━━━━━ Data shown ━━━━━

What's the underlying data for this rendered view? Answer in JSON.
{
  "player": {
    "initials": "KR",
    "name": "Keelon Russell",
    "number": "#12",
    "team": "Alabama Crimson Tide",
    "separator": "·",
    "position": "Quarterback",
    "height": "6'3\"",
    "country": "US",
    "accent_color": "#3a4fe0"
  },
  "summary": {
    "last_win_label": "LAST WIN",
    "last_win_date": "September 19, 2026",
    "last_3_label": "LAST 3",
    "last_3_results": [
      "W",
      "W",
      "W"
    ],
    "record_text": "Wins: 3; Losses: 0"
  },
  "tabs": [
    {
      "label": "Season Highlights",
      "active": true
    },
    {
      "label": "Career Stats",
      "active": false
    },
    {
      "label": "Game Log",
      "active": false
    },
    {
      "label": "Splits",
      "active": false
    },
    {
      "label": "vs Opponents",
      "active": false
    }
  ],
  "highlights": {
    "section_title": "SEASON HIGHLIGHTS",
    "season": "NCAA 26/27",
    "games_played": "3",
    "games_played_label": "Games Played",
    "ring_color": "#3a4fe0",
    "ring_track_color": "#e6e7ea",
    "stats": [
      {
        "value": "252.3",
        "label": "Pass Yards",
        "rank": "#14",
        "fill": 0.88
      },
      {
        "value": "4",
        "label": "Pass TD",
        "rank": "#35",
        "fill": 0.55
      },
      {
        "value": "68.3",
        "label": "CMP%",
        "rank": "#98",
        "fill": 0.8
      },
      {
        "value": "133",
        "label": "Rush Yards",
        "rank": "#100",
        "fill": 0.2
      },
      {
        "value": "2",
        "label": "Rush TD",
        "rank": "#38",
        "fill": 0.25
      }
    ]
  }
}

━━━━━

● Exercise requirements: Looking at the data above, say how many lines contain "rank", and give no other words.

● Response: 5